Times change, but financial truths last forever
About six years ago, I wrote (" Repeat After Me: Your House Is Not An Asset") on an article from The New York Times on real estate entitled, "Real Estate's Gold Rush Seems Gone For Good."
Some interesting statistics and predictions from the article included:
- It could take up to 20 years to recoup the $6 trillion loss in housing values since 2005
- Housing values had dropped over 30 percent since the bubble popped around 2008
- Sales figures for the month proceeding the article, July, were expected to show a drop of 20 percent over last year
- The supply of housing was predicted to rise 12 months—more than twice what's considered normal and healthy
- Despite all that dire news, when surveyed, people felt that housing was going to rise by as much as 10 percent a year over the next decade
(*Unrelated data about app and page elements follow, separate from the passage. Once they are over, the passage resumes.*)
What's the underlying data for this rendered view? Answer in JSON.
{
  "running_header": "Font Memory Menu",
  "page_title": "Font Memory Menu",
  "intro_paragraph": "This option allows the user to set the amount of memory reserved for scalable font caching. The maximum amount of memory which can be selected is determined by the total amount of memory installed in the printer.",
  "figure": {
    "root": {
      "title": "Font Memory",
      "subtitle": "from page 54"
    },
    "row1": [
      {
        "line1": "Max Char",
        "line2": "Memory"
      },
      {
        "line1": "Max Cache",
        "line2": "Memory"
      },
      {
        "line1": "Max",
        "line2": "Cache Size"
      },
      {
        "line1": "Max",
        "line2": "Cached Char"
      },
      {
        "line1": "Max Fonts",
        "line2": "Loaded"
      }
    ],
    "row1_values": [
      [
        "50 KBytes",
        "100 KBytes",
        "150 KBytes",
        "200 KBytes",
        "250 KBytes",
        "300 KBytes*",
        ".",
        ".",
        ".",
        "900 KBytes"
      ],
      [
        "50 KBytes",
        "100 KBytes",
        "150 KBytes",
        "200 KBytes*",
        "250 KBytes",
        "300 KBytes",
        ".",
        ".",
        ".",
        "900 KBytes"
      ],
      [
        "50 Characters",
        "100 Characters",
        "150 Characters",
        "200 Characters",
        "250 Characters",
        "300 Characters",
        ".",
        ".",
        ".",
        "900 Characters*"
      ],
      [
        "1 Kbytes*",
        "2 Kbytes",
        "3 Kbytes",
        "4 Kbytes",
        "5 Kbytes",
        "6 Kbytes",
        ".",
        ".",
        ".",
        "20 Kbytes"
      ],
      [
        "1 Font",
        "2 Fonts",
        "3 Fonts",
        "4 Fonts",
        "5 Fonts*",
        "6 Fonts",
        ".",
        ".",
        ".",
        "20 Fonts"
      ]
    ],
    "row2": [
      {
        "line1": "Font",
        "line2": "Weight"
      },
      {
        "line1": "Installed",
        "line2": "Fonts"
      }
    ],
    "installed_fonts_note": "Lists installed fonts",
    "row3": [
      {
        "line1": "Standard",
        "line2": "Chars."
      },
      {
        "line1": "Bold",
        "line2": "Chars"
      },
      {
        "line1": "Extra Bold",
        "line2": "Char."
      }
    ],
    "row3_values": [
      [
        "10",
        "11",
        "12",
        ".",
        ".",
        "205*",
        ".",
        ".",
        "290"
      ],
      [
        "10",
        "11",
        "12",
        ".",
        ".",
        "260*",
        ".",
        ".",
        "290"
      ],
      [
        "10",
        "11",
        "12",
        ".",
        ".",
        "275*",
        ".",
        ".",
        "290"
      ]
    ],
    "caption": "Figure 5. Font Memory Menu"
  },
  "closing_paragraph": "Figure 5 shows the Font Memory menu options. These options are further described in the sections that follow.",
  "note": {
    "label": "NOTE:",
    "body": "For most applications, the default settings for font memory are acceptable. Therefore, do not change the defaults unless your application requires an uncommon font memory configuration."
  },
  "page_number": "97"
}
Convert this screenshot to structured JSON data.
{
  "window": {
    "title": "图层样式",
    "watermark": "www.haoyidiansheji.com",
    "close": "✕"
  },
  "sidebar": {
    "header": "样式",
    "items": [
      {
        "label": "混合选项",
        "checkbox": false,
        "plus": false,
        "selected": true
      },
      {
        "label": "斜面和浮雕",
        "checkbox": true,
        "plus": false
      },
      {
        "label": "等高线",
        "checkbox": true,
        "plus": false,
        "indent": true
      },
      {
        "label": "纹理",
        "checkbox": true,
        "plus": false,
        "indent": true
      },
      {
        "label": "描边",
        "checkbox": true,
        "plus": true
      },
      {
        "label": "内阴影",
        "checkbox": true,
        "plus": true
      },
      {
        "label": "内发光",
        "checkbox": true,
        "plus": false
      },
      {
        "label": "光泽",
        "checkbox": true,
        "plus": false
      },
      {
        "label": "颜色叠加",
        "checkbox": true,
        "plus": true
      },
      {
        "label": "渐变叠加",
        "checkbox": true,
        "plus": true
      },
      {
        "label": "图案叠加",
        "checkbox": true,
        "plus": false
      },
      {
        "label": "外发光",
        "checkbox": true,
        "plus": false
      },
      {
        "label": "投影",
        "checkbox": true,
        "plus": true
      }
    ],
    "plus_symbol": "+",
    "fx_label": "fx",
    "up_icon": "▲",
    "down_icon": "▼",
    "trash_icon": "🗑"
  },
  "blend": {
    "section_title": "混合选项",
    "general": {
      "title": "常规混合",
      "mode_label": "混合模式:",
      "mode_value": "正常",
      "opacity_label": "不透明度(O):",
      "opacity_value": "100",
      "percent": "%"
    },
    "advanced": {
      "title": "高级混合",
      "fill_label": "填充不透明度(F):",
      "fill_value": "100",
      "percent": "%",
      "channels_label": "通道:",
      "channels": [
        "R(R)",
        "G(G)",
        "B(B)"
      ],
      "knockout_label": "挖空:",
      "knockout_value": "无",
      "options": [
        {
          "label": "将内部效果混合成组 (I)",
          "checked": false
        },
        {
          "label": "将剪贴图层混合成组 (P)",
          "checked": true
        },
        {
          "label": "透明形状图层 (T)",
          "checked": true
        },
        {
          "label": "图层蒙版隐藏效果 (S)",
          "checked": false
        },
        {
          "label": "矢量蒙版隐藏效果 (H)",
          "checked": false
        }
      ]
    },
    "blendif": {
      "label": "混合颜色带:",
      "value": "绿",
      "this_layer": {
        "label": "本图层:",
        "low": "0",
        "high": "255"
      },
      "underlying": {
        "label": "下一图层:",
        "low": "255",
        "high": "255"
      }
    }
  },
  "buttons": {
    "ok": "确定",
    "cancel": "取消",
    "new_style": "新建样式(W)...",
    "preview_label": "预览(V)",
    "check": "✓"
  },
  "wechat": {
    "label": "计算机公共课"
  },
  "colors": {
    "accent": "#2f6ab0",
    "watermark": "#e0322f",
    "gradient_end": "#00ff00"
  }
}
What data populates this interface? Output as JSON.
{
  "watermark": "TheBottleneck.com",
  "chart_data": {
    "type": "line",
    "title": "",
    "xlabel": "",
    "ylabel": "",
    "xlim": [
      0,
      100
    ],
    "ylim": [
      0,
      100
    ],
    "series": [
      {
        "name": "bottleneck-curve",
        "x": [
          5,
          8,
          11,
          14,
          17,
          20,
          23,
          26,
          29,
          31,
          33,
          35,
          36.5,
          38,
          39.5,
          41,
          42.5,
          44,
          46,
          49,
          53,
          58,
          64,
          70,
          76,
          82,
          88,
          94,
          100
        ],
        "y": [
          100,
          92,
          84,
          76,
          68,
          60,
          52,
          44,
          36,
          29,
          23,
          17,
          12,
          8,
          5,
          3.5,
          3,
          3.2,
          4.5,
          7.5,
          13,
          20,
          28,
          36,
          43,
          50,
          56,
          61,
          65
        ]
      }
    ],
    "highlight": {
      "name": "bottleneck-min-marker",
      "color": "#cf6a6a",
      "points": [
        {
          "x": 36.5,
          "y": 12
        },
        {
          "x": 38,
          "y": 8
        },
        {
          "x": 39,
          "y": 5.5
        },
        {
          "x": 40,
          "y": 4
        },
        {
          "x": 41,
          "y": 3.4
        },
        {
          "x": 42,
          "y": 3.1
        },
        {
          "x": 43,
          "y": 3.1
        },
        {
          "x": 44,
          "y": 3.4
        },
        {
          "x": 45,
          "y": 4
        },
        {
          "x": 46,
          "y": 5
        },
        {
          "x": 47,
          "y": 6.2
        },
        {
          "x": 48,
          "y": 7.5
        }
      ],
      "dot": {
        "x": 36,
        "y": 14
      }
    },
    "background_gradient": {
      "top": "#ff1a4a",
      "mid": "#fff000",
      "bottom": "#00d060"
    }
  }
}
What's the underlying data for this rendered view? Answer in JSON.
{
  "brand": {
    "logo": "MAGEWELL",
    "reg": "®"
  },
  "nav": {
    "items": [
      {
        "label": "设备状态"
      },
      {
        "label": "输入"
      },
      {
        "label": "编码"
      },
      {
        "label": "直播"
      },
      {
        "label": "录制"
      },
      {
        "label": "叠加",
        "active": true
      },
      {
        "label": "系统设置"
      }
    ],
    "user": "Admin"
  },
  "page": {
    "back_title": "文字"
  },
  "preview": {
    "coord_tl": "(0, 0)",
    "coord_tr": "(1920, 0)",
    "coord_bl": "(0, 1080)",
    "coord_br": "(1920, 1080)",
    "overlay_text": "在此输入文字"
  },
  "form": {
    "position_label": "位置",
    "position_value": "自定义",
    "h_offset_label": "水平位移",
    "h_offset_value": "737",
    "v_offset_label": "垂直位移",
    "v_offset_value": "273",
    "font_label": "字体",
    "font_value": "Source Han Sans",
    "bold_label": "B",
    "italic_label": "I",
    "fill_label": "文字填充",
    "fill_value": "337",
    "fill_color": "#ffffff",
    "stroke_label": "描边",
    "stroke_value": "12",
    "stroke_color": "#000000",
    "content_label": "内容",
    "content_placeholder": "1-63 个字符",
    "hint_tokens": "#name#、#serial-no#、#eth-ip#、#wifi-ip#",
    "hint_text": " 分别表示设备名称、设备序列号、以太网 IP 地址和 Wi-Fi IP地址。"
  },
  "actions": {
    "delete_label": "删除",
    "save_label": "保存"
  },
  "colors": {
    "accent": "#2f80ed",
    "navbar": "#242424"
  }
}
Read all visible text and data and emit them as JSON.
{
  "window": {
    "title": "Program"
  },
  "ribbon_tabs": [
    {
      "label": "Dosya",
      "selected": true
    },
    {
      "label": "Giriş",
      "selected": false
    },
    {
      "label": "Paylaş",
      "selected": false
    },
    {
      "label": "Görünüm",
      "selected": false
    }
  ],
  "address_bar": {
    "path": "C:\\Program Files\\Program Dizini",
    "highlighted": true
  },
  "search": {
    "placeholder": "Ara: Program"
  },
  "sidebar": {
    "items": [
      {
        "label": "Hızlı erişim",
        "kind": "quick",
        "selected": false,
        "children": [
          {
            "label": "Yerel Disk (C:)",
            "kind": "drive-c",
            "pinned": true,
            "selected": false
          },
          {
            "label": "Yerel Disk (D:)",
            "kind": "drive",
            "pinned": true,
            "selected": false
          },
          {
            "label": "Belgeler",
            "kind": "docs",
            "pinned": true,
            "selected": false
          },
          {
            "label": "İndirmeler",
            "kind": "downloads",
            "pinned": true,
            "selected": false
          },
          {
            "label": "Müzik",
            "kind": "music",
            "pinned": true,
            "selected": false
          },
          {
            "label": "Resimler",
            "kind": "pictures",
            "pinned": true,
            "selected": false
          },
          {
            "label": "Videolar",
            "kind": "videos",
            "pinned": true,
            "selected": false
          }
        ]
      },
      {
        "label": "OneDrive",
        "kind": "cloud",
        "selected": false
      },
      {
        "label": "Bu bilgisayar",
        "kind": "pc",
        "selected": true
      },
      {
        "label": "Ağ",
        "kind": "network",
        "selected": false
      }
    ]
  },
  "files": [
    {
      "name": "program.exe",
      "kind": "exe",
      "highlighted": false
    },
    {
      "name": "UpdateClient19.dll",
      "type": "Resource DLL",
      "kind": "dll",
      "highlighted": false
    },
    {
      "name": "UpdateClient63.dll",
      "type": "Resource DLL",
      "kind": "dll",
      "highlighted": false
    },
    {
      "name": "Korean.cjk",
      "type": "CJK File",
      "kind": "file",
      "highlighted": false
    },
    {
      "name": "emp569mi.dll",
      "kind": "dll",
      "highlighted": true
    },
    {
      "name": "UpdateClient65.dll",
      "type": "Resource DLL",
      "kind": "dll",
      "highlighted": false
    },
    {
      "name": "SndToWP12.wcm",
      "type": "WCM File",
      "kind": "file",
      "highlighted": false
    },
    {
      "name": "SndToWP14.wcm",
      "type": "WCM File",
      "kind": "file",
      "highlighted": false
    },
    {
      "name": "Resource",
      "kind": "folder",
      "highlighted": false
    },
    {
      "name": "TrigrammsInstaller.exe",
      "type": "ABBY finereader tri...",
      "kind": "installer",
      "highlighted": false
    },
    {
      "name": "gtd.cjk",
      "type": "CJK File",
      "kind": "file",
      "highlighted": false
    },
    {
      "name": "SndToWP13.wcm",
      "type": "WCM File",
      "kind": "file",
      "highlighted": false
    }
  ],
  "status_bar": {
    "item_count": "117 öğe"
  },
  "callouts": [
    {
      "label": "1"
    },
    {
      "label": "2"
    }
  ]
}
That last statistic was frightening to me. Financial ignorance was so high in our country that they still believed that a house was an asset and a sure way to build wealth.
As many found out, the housing market didn’t rise 10 percent per year. It continued to drop for a couple more years after that. Many people were financially ruined.
I’ve written many times before that economies are cyclical…and that people have short memories.
Today, the housing market is picking up. In my home town of Phoenix, Arizona—one of the worst hit housing markets during the Great Recession— home sales are predicted to rise 20 percent in 2016, and home values are expected to grow by 9.5%. People are starting to get housing fever again.
Nationally, things are looking stable again for the housing market. Prices are rising and so is demand. Nothing is crazy—yet.
With any luck, we won’t see another housing bubble like the one we experienced just a few short years ago, but that entirely depends on whether people have learned their lessons.
Traditionally, when housing prices rise, so do home equity loans. People use their house as an ATM, assuming it is an asset that will always rise in value. And they quickly forget that’s not true.
As CoreLogic reports , “…Home equity lending has been increasing steadily in the past couple of years, with HELOC originations doubling from about a $50 billion 12-month cumulative amount right after the recession, to more than $100 billion in the first half of this year. But keep in mind, overall all volumes are still significantly lower than the peak years of 2002-through-2006 when home equity originations were running at $400 billion-plus per year.”
So perhaps, before things get really bad, it’s time to remember, yet again, that your house is not an asset.
Your house is a liability
I'll repeat here: Your house is not an asset. It's a liability. Very simply, an asset is something that puts money in your pocket. A liability is something that takes money out of your pocket.
The common misconception is that a strong housing market generates wealth for the middle class. In reality it doesn’t. It generates debt. People don’t sell their homes to pay for things like college educations and vacations; they borrow against them, growing a liability by taking on more and more bad debt.
How a house can be an asset
As I mentioned earlier, an asset is something that puts money in your pocket.
To me it only matters if a little property appreciates in price. I care only whether it provides cash flow every month. It's the only sure way to build wealth and assure a secure retirement in terms of real estate investing—and it’s the only true way to appreciate real estate as an investment.
The key is to make your money on the buy, not the sell. What I mean by that is that by doing proper due diligence you can find deals that will provide substantial cash flow for years to come. By doing so you don't have to worry about the price of your asset. If it goes up, that's a bonus. If it doesn't, you still have a great property that puts money in your pocket every month.
Your house is not an asset. But a house can be an asset—if it cash flows.